▶ _Description of the task_
Print the data exactly as it is given, please.

▶ _Source data_
○ ○ ○ ○
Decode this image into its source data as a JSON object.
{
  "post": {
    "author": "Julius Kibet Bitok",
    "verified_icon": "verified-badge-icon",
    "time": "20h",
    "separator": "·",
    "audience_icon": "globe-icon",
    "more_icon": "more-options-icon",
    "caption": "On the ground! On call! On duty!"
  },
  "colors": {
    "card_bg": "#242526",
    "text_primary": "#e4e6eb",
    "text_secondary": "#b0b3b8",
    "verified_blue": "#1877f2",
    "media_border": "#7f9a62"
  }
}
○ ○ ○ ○
▶ _Answer to the exercise_
Decode this image into its source data as a JSON object.
{
  "post": {
    "author": "Julius Kibet Bitok",
    "verified_icon": "verified-badge-icon",
    "time": "20h",
    "separator": "·",
    "audience_icon": "globe-icon",
    "more_icon": "more-options-icon",
    "caption": "On the ground! On call! On duty!"
  },
  "colors": {
    "card_bg": "#242526",
    "text_primary": "#e4e6eb",
    "text_secondary": "#b0b3b8",
    "verified_blue": "#1877f2",
    "media_border": "#7f9a62"
  }
}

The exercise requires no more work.